━━━━━ EXCERPTED RECORDS

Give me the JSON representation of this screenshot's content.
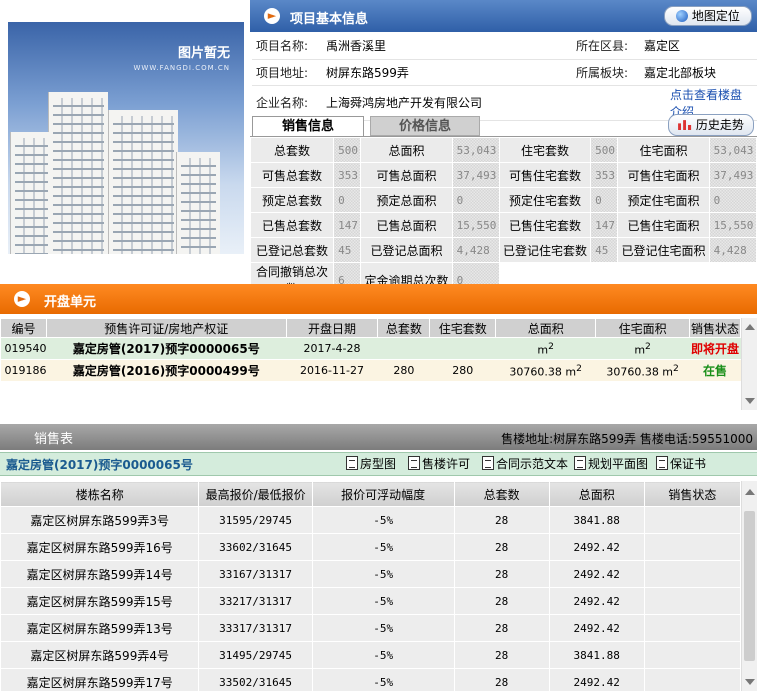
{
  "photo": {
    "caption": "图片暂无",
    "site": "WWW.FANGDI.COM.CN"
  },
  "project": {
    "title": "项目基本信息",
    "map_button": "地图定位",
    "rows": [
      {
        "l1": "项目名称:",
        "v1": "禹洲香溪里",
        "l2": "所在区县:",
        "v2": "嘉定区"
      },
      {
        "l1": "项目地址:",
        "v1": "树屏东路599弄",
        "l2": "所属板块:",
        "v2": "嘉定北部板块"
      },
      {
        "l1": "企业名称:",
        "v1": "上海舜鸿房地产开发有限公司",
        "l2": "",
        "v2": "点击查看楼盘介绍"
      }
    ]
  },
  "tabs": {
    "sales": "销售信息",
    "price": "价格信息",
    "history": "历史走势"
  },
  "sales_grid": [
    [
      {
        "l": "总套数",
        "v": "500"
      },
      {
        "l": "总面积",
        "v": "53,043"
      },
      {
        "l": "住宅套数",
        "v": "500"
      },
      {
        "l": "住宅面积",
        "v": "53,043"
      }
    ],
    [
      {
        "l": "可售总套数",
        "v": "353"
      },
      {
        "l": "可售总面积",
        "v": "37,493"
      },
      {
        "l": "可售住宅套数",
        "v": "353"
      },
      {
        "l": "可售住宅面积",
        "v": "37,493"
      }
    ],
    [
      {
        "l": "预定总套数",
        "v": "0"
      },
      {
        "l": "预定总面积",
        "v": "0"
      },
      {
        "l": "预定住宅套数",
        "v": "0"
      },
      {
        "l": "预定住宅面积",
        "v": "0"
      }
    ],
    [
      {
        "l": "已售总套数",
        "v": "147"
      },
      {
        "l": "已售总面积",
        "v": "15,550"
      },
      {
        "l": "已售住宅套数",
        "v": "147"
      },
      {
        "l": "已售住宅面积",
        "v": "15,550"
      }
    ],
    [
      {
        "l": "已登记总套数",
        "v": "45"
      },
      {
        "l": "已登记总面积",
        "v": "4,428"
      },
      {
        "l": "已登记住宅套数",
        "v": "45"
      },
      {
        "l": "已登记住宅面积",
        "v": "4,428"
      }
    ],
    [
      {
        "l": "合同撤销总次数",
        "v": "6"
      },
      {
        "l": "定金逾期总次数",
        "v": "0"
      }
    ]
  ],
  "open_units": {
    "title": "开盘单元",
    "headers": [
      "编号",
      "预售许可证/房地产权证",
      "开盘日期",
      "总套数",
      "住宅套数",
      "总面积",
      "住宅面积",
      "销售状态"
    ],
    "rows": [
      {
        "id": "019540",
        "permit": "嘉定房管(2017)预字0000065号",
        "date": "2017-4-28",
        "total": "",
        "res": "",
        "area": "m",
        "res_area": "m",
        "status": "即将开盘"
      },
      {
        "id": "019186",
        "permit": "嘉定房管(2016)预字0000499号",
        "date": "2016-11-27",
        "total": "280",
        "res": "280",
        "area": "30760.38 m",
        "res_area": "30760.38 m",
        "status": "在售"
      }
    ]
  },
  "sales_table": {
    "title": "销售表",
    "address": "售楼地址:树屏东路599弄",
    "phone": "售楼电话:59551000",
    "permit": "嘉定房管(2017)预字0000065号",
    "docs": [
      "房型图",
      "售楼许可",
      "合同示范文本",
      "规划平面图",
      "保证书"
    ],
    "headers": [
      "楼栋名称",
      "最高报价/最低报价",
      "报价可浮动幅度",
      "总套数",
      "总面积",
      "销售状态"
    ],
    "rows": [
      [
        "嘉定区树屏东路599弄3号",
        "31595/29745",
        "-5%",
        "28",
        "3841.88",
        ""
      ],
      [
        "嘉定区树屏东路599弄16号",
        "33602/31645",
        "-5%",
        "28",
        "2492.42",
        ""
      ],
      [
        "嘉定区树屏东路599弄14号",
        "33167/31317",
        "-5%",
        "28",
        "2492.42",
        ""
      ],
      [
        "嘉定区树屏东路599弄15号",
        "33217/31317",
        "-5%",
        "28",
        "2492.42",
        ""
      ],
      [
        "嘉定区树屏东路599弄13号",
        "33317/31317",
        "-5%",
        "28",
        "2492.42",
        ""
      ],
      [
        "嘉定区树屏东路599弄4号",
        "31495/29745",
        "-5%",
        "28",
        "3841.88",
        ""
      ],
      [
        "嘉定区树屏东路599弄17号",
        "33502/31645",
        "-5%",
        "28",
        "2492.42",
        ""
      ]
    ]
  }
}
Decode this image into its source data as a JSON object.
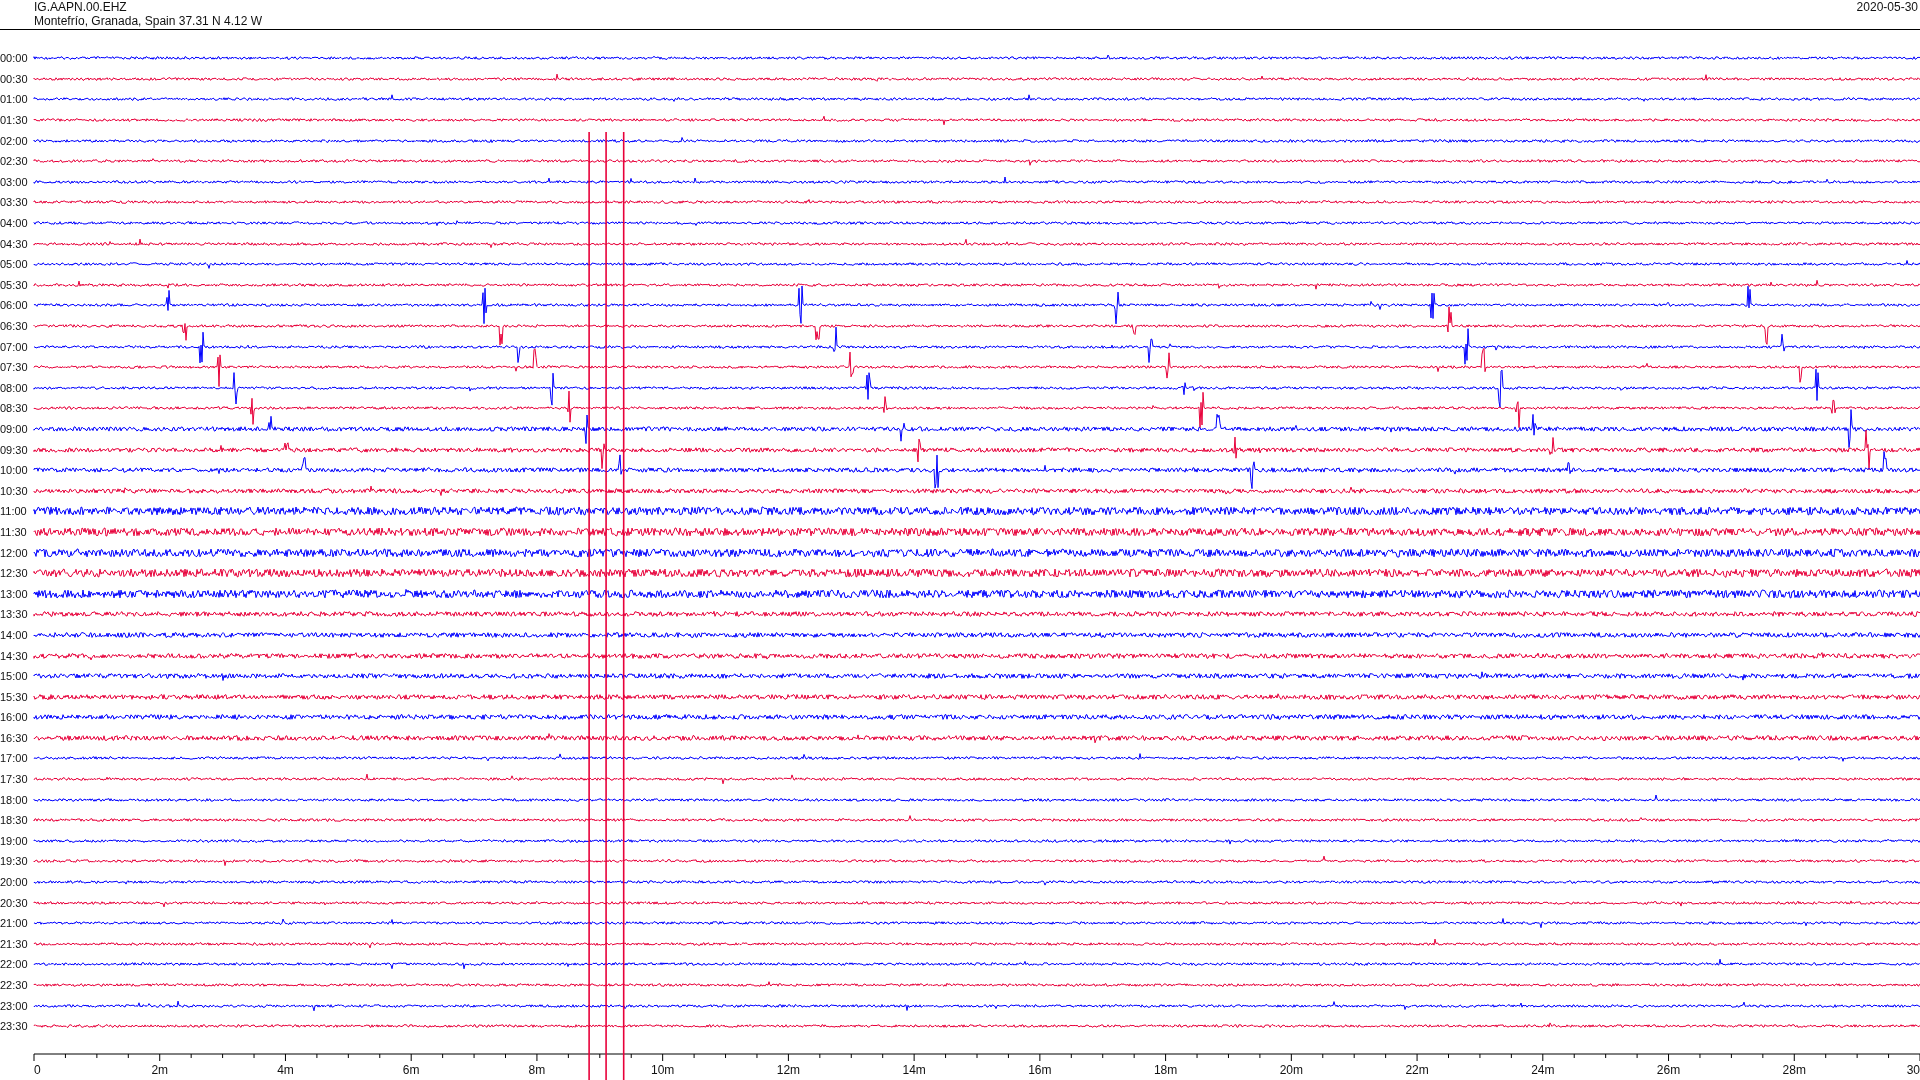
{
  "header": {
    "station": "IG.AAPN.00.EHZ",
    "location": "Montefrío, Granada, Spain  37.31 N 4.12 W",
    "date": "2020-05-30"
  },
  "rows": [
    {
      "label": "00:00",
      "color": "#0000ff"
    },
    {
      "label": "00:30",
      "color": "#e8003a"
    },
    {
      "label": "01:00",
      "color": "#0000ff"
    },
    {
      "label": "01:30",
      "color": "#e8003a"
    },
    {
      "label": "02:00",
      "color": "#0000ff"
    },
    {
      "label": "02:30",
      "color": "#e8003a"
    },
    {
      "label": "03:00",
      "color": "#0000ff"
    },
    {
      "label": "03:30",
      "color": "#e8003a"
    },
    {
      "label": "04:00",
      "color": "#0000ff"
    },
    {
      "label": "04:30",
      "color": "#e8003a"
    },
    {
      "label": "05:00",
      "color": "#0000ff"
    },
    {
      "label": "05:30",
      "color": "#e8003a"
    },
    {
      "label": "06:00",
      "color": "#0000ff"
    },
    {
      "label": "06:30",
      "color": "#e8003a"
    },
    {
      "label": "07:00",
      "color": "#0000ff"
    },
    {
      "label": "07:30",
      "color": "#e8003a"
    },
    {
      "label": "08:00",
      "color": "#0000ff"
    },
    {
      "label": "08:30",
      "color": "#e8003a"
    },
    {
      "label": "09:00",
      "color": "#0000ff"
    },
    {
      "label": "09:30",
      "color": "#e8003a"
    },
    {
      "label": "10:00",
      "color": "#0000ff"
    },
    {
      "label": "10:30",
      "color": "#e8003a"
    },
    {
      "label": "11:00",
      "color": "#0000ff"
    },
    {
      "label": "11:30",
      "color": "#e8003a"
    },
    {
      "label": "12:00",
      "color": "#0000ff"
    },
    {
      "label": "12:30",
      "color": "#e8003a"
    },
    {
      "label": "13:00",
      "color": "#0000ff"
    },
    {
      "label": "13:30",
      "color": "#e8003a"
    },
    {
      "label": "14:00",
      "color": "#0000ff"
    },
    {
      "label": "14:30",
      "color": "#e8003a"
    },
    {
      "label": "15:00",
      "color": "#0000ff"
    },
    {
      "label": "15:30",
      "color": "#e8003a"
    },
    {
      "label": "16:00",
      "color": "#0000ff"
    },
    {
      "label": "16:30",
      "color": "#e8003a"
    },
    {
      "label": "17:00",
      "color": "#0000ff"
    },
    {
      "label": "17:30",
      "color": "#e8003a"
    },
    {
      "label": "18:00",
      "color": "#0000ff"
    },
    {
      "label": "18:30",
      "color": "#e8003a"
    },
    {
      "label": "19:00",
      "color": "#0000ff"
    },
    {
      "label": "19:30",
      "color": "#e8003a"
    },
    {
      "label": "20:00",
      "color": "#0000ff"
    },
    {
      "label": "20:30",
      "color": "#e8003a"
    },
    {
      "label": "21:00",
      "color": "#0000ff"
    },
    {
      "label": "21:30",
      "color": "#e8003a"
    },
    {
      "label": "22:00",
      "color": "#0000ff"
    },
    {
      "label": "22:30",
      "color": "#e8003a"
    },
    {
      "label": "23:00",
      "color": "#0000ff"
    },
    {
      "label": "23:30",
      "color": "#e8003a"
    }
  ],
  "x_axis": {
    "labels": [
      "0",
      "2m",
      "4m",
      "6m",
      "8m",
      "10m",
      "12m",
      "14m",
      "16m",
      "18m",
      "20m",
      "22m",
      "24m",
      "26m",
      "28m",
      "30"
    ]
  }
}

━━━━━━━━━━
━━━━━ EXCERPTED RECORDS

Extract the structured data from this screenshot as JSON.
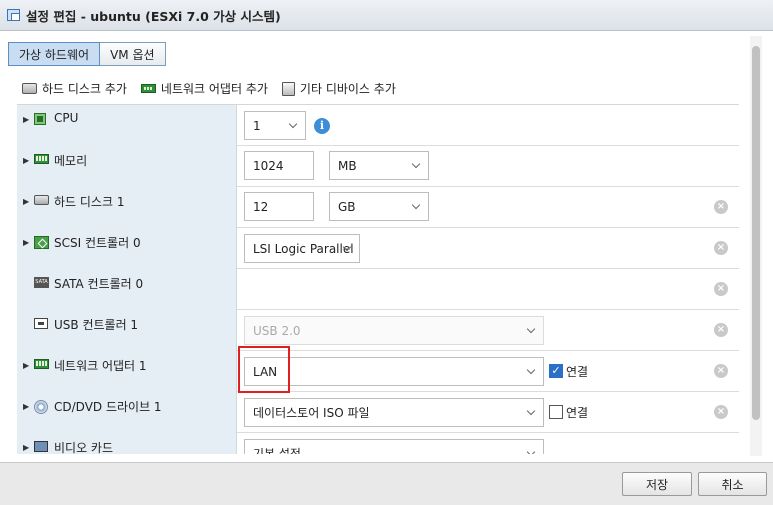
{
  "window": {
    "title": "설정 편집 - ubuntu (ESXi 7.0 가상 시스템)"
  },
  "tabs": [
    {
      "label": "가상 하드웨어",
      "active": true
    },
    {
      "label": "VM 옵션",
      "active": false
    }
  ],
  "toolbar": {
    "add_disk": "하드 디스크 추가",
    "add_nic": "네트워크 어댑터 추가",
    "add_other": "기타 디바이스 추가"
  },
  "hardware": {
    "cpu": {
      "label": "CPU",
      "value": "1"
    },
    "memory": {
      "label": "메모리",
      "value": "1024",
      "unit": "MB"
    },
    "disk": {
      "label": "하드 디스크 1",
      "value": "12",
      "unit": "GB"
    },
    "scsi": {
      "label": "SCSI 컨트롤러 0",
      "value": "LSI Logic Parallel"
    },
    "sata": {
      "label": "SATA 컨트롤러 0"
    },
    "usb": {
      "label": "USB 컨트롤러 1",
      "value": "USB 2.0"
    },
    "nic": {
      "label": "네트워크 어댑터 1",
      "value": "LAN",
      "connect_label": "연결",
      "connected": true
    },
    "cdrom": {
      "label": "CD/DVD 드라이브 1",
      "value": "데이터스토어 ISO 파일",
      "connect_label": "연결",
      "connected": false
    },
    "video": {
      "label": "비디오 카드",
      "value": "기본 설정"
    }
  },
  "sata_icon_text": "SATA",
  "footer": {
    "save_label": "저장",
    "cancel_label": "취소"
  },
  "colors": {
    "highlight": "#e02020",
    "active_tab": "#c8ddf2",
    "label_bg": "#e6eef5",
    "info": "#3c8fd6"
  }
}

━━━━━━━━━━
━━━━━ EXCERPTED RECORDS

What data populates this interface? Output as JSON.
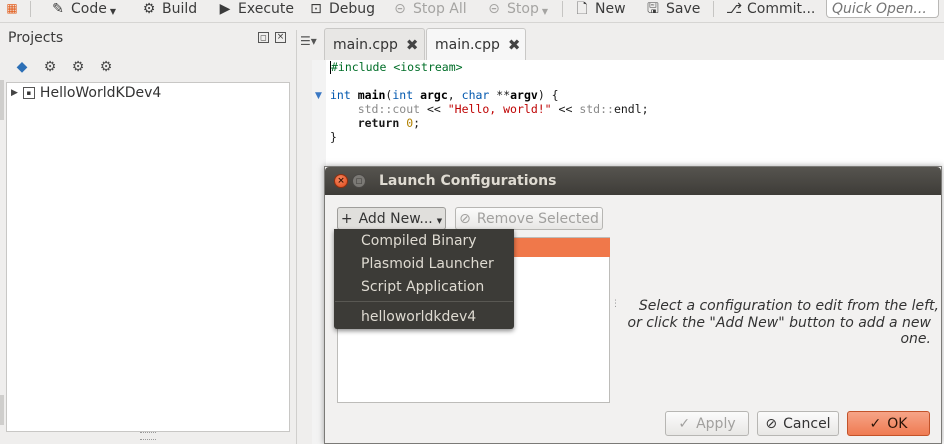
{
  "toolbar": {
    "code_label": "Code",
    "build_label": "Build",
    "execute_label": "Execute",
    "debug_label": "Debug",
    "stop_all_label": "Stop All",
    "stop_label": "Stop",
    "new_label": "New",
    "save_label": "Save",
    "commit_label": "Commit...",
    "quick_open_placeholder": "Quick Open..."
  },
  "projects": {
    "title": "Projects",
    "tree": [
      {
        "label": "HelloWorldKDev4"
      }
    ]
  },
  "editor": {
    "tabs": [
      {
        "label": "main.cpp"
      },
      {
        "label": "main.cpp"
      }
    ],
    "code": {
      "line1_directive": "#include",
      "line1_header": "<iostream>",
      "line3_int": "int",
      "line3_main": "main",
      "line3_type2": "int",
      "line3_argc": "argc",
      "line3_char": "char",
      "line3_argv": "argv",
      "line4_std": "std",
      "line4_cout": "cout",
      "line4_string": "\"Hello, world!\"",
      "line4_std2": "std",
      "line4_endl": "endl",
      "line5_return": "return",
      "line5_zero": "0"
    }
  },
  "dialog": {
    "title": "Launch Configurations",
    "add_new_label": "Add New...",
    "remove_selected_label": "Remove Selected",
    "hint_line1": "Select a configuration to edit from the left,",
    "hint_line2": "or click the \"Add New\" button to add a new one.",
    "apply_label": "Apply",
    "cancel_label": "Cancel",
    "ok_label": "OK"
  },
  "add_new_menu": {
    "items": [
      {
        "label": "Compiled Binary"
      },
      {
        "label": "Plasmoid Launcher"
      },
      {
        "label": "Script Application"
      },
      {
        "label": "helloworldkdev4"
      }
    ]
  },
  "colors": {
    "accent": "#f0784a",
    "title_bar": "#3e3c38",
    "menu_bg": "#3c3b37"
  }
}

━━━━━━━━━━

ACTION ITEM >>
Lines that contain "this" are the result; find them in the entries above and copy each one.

EXERCISE OUTPUT >>
Give me the JSON representation of this screenshot's content.
Decode this image into its source data as a JSON object.
Extract the structured data from this screenshot as JSON.
What data populates this interface? Output as JSON.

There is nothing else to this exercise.